He retired in 2017 after 32 years of active duty. Bolduc now serves on boards that advocate for veterans and is working on his Ph.D. His work to publicize PTSD was the subject of a New York Times story in 2016.
Bolduc prefaced his Truth to Power talk by addressing the mental health and transitional issues that veterans face upon returning home. He draws his leadership advice from the lessons he’s learned over the years — mainly from mistakes he has made and the challenges he faced to correct them.
“In order for me to get any credibility when I talk about this is for people to recognize that I’m an imperfect leader and that I recognize that,” said Bolduc, who lives in Stratham. “And that I am very self aware of my strengths, but more importantly I am more aware of my weaknesses. And I work on my weaknesses more than I work on my strengths.”Bolduc alluded to a documentary he recently watched that talked about how sports icons like Tom Brady, Wayne Gretzky and Rocky Marciano overcame shortcomings to become the greatest in their fields.
Marciano, the undefeated heavyweight champion in the 1950s, had a short reach and was outweighed by his competitors.
“He got inside the fighter. He mitigated their strength by understanding his weaknesses,” Bolduc said.
Bolduc had reached the rank of colonel by the time he started realizing that to be a great leader he needed to turn his attention inward.

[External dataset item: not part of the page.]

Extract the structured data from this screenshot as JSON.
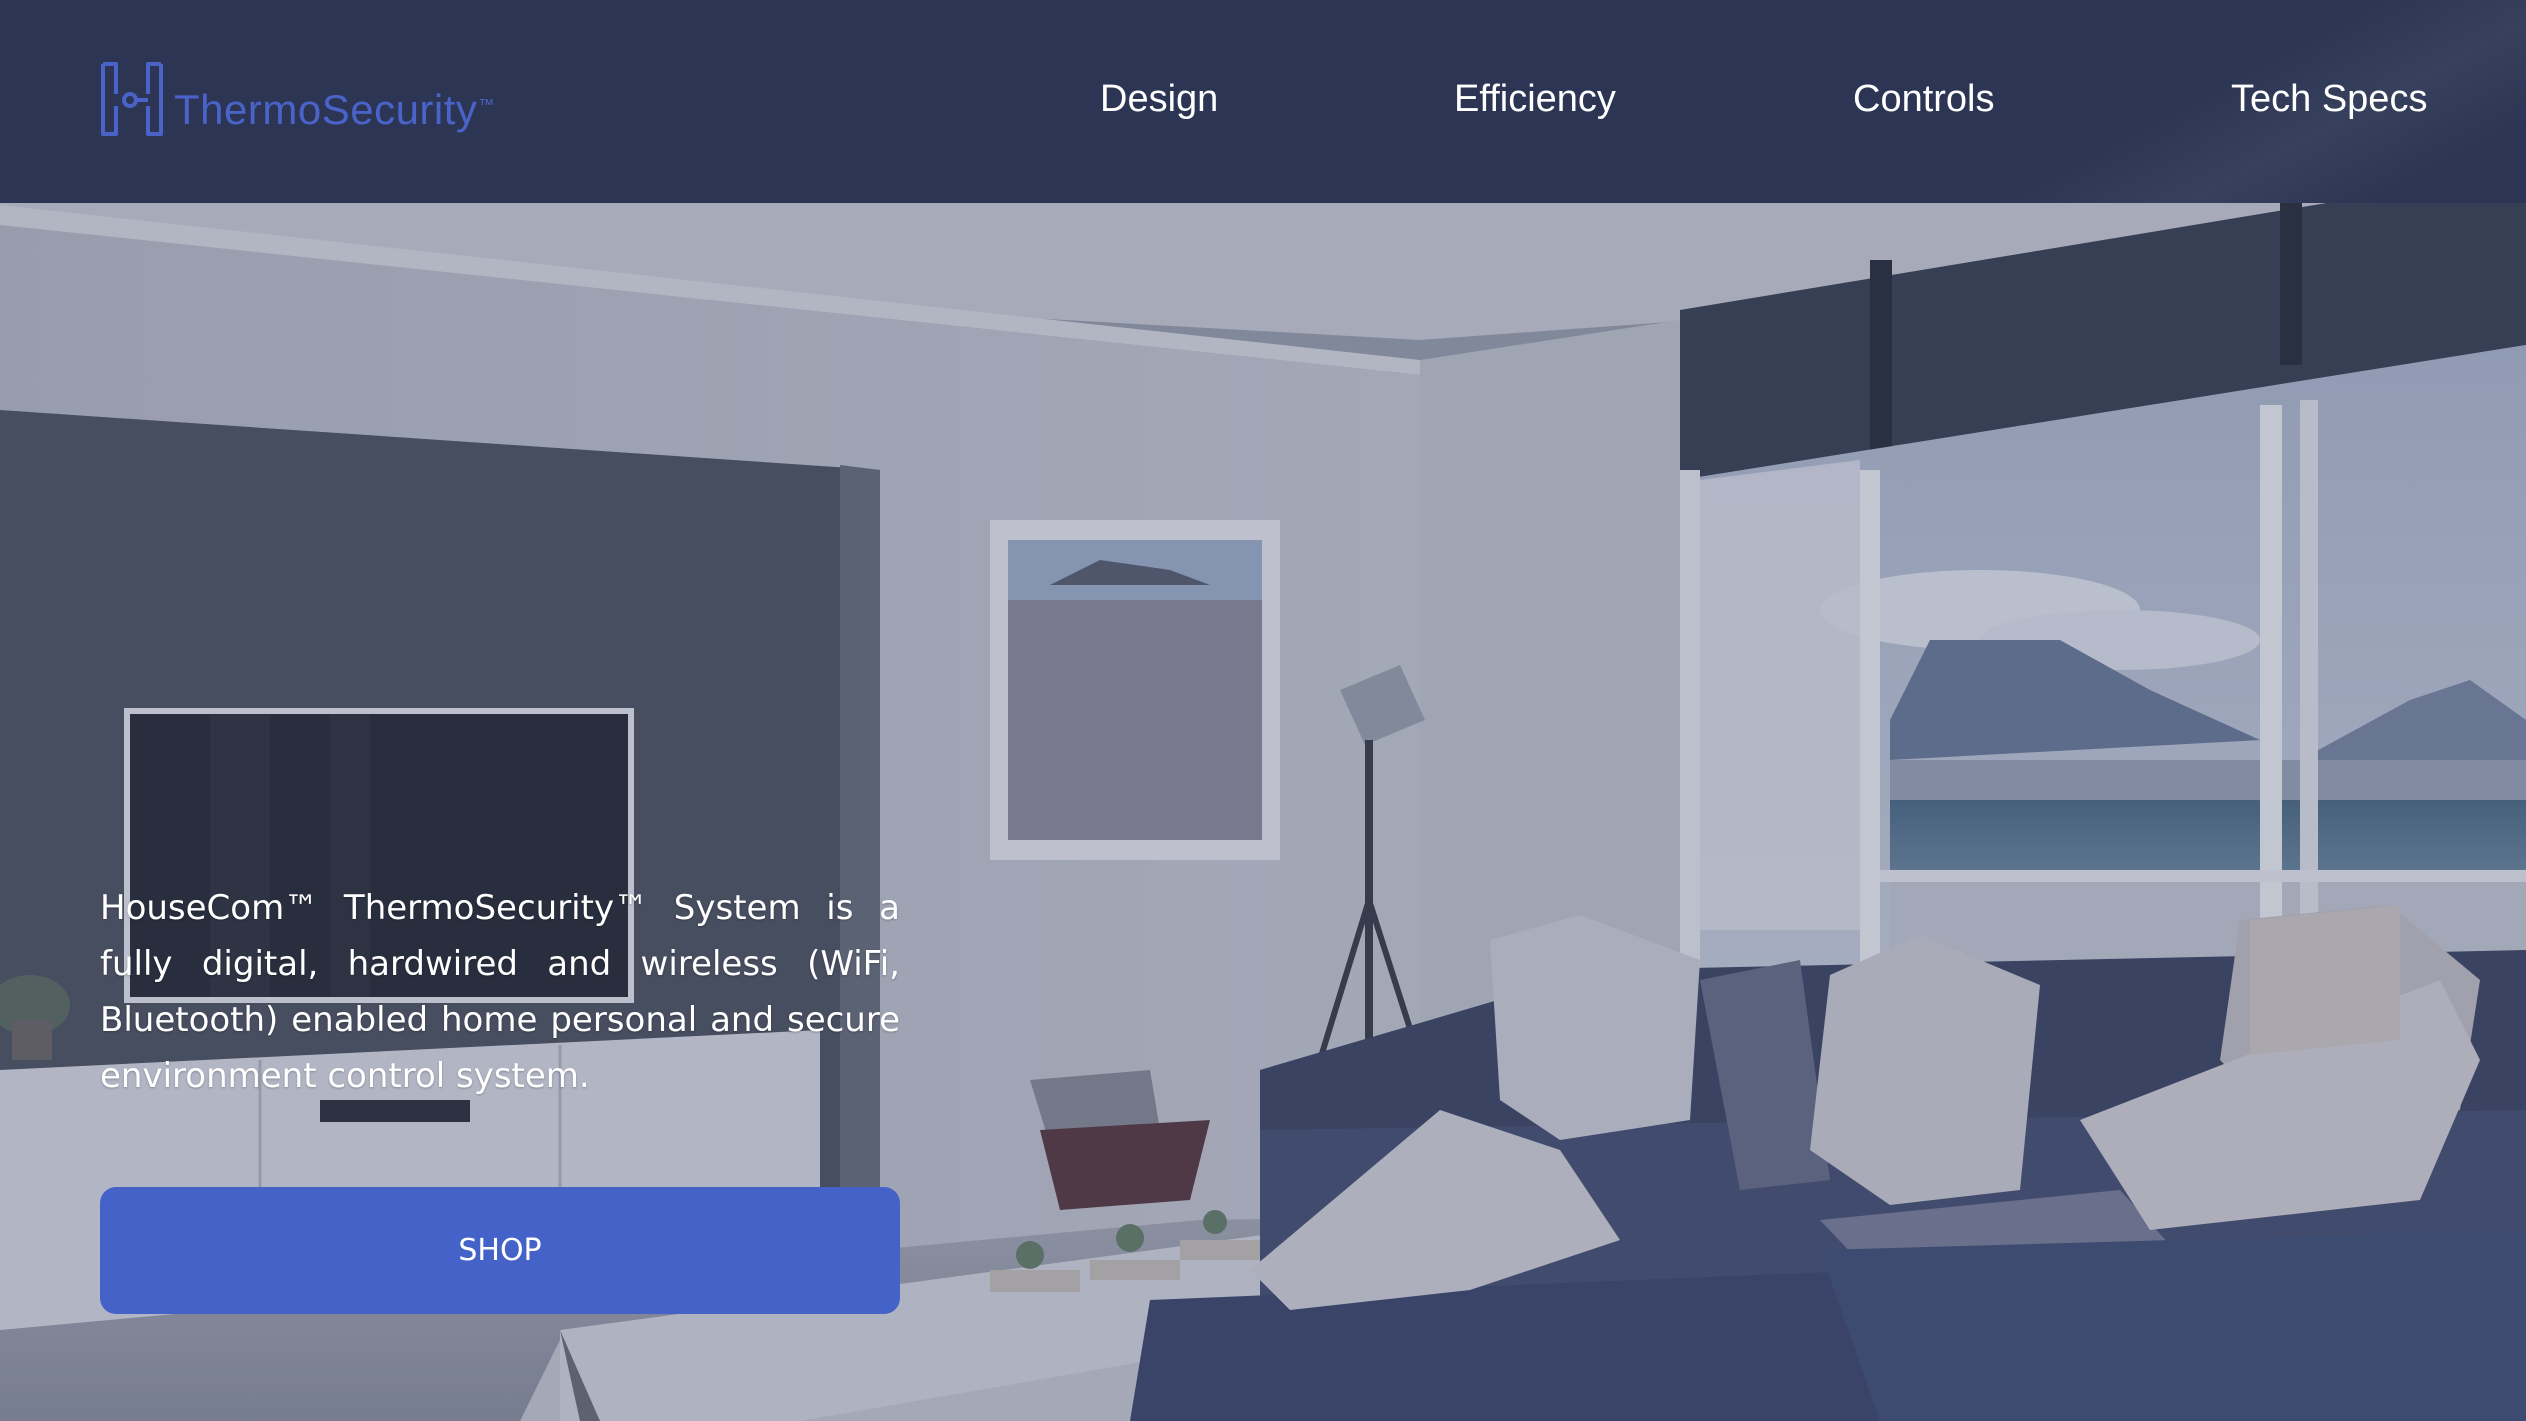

“I was a really good platoon leader. I was a really good company commander. I was a really good battalion commander. But I recognized that I wasn’t a very good leader because my focus was up,” Bolduc said. “Because that’s what people wanted. Focus up! Institutionally, focus on the person above you. Make them happy, and you’ll be the best battalion commander in the brigade. Make them happy, and you’ll be the best company commander in the battalion.”
Not necessarily the best for the people in your charge.
“But all your guys, they don’t think you’re a very good leader. And so at some point you have to think about how you’re going to try to do both. And that is wicked hard.”
Over time, and with help from his wife, who recommended he seek treatment for mental health issues he was experiencing, which he did in 2013, Bolduc learned how to become more patient and how to be a better listener.
“I was the classic listen-to-respond guy. I was formulating what I was going to say to you. I wasn’t really listening to you,” Bolduc said. “And I didn’t listen to understand. And everybody you know knows it. My wife knew. She’s talking away, and I’m out in Pluto somewhere else.”
Bolduc learned he could remain mission-focused and also empower the people he was leading to achieve better results.
“Adaptability and emotional intelligence become far more important the farther up you go on the leadership ladder,” he said. “And if you cannot adjust yourself and learn and teach yourself how to adapt to situations, how to be flexible, and how to show empathy and sympathy for others, you’re not going to be an effective leader.”